**REQUIRED ACTION**
Each line of the listing below that includes "Roman" must be copied.

**INFORMATION SHOWN**
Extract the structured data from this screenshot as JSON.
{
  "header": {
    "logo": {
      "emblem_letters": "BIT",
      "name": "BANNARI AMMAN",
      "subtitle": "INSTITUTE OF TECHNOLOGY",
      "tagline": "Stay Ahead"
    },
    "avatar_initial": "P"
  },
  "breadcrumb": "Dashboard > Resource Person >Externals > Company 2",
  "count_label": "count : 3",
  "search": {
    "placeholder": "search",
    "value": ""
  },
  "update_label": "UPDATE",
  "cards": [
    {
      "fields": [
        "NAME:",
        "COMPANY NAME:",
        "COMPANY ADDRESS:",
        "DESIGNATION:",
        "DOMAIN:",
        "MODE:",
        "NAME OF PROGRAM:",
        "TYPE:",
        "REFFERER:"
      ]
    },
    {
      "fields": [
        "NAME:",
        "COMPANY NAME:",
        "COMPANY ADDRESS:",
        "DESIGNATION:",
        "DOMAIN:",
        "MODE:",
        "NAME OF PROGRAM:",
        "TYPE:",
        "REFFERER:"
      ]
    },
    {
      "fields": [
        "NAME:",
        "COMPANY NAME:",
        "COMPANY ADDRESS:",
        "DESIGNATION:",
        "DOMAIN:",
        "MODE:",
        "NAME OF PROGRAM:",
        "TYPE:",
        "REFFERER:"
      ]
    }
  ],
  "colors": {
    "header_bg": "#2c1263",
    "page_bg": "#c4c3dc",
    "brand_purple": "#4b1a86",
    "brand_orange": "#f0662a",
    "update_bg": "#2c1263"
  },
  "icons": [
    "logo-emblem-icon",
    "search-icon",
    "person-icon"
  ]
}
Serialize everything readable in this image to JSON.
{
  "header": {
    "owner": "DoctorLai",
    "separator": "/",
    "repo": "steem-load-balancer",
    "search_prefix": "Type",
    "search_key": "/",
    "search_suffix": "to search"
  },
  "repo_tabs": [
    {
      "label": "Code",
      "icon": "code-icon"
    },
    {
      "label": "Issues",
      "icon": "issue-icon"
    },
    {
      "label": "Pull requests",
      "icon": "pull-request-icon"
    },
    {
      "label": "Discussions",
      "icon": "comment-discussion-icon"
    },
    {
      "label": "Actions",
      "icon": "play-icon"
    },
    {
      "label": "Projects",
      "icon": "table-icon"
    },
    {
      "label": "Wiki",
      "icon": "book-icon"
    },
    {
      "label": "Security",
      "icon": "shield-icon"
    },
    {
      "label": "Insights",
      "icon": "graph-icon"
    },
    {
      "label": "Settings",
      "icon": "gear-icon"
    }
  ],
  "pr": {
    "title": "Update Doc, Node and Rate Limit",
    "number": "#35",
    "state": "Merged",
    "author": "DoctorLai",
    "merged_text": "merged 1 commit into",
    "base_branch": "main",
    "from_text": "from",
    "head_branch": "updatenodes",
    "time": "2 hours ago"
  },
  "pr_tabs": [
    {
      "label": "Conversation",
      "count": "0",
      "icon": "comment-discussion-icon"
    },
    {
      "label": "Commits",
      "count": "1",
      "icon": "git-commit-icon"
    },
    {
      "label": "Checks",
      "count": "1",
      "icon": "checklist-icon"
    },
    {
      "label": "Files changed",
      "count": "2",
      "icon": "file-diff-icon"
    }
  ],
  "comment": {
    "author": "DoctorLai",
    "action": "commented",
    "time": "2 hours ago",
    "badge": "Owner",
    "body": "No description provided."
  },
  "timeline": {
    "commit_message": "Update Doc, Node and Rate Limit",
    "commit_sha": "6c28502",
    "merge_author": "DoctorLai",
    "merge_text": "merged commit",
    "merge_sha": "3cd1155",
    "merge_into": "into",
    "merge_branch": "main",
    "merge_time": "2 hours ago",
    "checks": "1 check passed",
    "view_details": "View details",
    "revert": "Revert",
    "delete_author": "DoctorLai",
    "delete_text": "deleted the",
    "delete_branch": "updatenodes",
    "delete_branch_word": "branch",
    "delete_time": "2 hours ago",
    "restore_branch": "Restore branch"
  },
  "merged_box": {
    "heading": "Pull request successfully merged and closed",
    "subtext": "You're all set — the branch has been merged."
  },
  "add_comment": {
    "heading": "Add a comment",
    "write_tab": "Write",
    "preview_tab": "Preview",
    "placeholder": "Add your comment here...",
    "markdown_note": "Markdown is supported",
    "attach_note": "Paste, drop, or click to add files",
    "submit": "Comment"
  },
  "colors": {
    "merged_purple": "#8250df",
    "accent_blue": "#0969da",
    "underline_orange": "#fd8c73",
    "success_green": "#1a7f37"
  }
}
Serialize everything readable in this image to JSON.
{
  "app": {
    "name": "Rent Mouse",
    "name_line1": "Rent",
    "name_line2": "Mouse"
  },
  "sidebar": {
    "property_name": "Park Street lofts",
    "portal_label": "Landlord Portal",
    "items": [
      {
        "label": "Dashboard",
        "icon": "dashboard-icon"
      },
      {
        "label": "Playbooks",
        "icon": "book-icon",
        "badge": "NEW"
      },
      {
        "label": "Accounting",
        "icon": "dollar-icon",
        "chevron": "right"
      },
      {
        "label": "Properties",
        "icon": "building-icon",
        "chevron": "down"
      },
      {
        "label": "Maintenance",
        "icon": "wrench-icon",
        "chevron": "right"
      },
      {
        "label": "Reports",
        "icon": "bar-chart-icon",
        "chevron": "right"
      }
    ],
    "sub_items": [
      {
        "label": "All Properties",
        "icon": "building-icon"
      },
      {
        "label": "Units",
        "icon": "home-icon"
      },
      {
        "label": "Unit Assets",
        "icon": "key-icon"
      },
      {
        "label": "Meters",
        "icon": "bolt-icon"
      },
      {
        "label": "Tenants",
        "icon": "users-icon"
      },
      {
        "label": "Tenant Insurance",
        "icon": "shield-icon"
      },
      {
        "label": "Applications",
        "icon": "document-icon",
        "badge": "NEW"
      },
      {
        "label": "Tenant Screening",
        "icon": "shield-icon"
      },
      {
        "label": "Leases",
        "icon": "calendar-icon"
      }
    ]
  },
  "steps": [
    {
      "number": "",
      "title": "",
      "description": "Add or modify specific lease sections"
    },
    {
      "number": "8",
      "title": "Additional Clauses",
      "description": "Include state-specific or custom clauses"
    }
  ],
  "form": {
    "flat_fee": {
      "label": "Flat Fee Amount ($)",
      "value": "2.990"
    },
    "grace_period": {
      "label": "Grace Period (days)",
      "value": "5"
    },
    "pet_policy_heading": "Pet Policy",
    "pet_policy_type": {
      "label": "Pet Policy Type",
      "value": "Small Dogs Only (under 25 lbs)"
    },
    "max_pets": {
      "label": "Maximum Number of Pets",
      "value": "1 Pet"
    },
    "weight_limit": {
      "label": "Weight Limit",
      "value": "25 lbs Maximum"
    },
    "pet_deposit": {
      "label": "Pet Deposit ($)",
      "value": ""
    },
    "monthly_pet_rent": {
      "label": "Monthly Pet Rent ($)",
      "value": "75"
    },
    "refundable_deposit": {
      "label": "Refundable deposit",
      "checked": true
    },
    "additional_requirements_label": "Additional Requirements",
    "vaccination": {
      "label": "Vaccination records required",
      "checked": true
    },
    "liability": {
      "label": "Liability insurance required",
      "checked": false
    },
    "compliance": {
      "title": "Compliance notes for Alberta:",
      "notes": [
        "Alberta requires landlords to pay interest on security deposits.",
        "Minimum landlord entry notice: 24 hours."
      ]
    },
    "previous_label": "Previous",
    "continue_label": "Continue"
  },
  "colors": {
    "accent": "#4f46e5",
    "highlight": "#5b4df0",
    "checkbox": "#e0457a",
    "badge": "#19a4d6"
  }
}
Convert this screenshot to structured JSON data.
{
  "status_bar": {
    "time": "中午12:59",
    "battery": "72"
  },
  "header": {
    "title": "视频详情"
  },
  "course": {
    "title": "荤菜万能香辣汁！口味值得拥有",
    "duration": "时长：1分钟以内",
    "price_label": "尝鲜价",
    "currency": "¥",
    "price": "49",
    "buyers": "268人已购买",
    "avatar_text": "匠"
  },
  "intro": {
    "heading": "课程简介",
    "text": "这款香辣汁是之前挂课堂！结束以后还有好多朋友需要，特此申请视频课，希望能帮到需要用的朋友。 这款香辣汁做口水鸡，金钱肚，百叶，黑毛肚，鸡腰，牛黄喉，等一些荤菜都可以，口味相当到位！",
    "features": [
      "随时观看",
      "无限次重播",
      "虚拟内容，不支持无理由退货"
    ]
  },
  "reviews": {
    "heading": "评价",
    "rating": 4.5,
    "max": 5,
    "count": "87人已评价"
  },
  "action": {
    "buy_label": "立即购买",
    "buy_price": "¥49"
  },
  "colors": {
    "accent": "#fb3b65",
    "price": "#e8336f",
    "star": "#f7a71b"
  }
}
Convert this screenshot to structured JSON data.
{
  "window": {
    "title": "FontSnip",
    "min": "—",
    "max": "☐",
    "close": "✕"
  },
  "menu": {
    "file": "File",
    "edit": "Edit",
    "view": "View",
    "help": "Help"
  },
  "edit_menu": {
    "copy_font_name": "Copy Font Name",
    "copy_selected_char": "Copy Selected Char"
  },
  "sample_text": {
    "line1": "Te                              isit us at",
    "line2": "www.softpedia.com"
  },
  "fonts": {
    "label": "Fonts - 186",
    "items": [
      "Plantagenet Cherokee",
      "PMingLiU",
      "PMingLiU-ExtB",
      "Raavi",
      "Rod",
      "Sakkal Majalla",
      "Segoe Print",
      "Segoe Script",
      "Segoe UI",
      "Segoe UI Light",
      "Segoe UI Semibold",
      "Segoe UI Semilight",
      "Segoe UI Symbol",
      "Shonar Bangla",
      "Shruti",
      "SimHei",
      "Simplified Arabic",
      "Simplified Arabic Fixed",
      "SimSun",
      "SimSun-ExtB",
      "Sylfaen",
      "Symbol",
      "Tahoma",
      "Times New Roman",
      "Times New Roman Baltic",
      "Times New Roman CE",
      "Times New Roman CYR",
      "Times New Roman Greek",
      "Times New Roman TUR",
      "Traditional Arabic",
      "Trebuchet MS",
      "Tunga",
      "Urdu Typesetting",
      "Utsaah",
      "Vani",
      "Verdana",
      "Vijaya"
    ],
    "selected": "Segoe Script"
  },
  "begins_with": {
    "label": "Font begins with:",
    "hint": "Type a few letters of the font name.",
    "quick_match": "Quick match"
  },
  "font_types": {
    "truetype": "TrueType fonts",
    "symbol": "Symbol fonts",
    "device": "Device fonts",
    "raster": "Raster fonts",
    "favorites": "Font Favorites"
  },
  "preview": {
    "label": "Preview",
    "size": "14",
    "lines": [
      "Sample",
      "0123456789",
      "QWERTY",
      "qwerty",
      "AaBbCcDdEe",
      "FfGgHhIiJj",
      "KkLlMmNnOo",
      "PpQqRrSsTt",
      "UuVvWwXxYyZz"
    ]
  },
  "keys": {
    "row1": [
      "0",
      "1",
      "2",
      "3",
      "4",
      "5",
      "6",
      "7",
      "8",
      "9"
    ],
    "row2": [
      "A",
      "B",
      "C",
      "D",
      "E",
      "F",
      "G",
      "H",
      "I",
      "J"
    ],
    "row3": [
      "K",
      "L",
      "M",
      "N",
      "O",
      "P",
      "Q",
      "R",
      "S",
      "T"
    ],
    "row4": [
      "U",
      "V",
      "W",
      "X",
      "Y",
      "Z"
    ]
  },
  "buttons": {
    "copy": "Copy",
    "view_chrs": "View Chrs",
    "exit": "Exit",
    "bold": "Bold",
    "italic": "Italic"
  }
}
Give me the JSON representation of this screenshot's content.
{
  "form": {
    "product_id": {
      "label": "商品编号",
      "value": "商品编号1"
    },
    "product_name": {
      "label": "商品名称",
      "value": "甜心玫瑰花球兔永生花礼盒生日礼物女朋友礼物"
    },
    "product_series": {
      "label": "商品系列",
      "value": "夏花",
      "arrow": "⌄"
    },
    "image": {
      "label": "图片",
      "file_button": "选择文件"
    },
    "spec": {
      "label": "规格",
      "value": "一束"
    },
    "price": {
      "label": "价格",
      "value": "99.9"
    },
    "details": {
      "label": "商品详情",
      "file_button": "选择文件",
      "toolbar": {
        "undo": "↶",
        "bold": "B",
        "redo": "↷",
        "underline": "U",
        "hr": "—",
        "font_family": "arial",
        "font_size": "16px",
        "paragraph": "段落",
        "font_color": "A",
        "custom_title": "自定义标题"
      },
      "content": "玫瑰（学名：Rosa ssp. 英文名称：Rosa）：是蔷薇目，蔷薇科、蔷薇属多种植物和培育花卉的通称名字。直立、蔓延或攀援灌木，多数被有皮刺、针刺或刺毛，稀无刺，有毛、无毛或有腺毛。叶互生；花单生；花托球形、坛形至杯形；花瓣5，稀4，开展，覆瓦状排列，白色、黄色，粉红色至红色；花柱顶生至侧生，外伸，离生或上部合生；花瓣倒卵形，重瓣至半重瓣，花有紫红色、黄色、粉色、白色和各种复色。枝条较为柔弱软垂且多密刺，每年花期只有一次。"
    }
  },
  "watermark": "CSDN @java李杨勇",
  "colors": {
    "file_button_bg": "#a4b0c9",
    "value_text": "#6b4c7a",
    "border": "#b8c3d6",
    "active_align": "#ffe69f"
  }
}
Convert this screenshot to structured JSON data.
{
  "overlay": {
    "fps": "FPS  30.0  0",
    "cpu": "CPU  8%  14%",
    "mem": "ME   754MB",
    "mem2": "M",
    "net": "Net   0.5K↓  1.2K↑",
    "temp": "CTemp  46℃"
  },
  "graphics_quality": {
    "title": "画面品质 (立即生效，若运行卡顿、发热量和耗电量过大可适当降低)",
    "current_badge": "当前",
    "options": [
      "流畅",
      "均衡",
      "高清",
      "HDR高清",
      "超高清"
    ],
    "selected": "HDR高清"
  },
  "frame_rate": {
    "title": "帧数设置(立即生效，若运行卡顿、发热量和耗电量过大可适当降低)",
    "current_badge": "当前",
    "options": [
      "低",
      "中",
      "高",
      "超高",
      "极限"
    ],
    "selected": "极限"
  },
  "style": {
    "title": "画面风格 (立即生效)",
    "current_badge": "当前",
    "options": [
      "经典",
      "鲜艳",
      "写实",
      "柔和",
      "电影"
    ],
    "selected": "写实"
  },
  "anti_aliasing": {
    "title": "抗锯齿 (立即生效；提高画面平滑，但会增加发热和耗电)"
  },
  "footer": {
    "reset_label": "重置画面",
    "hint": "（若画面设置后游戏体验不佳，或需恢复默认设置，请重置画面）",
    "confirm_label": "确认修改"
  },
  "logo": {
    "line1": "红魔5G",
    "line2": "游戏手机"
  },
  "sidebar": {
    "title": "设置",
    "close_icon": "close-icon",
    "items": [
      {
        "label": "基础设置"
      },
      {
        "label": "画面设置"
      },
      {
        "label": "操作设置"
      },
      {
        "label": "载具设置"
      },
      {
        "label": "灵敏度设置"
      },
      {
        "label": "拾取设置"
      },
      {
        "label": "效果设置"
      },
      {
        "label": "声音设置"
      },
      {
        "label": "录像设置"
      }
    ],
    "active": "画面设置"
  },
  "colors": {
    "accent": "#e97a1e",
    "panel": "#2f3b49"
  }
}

**SOLUTION**
      "Times New Roman",
      "Times New Roman Baltic",
      "Times New Roman CE",
      "Times New Roman CYR",
      "Times New Roman Greek",
      "Times New Roman TUR",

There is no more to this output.